It’s the final month of 2017, and 2018 is rapidly approaching. What will the new year bring to the cyber security industry? The answer is unclear, but we have drawn up a few predictions for what we expect to see across the industry in the coming year.
More Cyber breaches – and larger
The types of information cyber criminals are targeting has undeniably shifted from financial data towards ‘longer-lasting’ data. This way the data compromised is likely to stay relevant for longer than for example bank card data. An illustrative example of this is the Equifax data breach; this included names, addresses, dates of birth, social security numbers and driving licences. Much of this data is unlikely to change any time soon – and some never will.
Organisations that handle and process such sensitive data have a responsibility to protect it. The repercussion of such data being compromised could be irreparable. After witnessing the fall-out after Uber confessed to covering up a data breach that happened year ago, cmpanies are now aware of the importance of not only protecting such data, but knowing how to handle the issue post-breach.
Large scale cyber-attacks will happen in 2018, this is an undeniable truth. Whilst security teams and law enforcement struggle to keep up with the pace of change around emerging threats and vulnerabilities, it becomes easy to fall in to the mind-set that this is a race that can never be won. The future needn’t look so bleak, it may be impossible to completely protect yourself against the unknown, but it is possible to ensure that appropriate and effective systems are implemented. Breaches will happen, but the avoidable ones shouldn’t. The best way for companies to maximise investment is by improving systems and processes, and undergoing regular technical assurance activities.
One change we can be sure will take place next year is the GDPR. If your organisation is already following good data protection practices or applying privacy by default, these new guidelines will cause little to change. Elsewhere though, the GDPR will drastically affect the ways in which companies store and use data. It is likely to encourage refinement of data handling and retention processes, more explicit and granular consent, and shift the prerogative of ownership to the data subject.
Organisations should expect to see GDPR-related initiatives introduced, this may be in the form of hiring a new data protection officer, specifically hired to be in charge of all data handling. Or in other cases, internal employees will be expected to fill this position. The potential for crippling fines should encourage cultural change and enable some sound process improvement to meet with little resistance.

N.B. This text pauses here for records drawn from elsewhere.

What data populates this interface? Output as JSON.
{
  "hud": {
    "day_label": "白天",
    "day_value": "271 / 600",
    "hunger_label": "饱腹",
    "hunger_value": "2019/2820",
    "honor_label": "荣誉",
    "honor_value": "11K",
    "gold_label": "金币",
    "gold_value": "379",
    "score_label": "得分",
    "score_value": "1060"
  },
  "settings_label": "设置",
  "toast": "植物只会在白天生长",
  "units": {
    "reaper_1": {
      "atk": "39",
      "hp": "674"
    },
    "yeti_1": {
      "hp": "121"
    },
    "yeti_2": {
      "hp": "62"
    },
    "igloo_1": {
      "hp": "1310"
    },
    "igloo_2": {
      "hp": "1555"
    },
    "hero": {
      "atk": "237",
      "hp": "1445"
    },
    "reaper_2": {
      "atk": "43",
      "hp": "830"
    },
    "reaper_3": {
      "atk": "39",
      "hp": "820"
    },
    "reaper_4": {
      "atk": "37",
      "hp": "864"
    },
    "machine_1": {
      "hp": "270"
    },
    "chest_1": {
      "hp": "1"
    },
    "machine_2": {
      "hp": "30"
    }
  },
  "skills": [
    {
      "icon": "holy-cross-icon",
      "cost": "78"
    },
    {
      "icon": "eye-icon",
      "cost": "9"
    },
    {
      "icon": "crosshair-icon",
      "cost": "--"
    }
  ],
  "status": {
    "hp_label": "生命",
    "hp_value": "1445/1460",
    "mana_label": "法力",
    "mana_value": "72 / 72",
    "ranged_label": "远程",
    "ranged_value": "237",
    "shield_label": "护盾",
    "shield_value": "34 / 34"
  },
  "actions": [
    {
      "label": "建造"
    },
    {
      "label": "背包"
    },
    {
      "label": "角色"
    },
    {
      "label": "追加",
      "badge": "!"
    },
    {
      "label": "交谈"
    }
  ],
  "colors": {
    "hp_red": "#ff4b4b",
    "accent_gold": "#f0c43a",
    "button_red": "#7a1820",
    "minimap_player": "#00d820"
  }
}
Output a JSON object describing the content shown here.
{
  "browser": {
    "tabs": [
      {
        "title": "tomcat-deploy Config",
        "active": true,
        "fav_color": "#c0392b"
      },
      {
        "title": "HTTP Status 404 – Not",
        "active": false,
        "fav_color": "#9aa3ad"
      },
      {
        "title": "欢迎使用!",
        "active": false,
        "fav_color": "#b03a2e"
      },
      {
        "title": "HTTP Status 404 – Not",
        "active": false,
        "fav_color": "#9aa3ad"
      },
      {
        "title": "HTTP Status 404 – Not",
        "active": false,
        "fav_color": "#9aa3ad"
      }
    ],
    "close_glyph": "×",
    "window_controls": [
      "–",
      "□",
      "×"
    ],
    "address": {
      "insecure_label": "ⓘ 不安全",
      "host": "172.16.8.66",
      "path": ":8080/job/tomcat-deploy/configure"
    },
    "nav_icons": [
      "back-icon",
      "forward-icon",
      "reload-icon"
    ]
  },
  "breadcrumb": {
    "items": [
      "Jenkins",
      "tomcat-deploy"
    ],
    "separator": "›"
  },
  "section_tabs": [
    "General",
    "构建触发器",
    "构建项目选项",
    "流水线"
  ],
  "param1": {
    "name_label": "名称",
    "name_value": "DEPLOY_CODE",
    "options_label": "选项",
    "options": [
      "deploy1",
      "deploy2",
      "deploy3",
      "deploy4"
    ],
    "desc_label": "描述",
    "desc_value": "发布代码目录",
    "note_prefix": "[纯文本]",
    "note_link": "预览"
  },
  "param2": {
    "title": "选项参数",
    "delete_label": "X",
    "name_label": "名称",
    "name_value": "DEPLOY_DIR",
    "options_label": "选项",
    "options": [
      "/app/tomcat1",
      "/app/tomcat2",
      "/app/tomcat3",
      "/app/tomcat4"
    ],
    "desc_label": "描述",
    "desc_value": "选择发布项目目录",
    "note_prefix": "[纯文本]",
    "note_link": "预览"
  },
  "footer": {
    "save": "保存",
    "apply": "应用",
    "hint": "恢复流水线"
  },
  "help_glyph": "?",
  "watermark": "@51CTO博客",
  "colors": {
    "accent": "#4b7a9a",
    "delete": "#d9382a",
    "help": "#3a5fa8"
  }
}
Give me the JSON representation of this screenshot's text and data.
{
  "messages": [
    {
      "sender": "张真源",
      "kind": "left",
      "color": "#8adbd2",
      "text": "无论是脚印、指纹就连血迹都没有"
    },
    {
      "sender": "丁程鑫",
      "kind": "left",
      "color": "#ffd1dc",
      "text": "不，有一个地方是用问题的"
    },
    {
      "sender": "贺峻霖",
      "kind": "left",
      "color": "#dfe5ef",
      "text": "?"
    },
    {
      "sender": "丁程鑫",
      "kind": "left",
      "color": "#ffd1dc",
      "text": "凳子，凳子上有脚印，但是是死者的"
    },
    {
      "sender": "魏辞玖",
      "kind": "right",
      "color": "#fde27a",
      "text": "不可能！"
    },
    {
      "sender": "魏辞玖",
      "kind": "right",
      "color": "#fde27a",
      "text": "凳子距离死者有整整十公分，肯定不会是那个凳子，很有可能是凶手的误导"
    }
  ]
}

Recently, BBC News revealed that net migration has decreased by more than 100,000 after the Brexit vote. This fall is likely to continue until the rights of EU National’s post-Brexit is established. Despite noticing no discrimination against EU nationals among our own client base, it is reason to presume that there will be some bias in hiring decisions made across the country.
The UK cyber security community has undoubtedly decreased in the absence of EU nationals. With the significant issue of the skills gap, hiring talent outside the UK is highly important. As a result of the diminished hiring pool, the cyber security landscape will become increasingly competitive as companies compete to attract from a smaller number of professionals.
The Internet of Things
As outlined in our recent blog post, the increasing popularity of the Internet of Things is a cause for concern. Many of these devices hold highly sensitive data (e.g. a baby monitor), and if they are not connected securely, they are vulnerable to cyber-attacks and issues. Smart homes are gathering data about individuals and storing it electronically, this data ranges from Netflix watching habits to private webcam footage from a baby monitor. This data is highly personal, and therefore allowing an internet connected device to gather it, we have to ensure all connectivity is extremely secure. As the IoT is fairly new, it will take time for legislations to be implemented to protect consumers from using devices lacking in security.
With valuable data stored and little security protecting it, we can predict that vulnerable IoT devices will be the target for cyber criminals in this coming year. This will continue to be the case until there are legislations in place and individuals are more aware of the importance of the security of IoT devices.
Send us your CV and have our recruiters match you to the ideal opportunities
Do you already have an account with us?Log in
Want to have an account with us?Register
Want to just send us your CV?
By submitting your registration and CV to us you are agreeing to join our database and to be contacted about relevant jobs industry communications. Please read our terms of business for more information.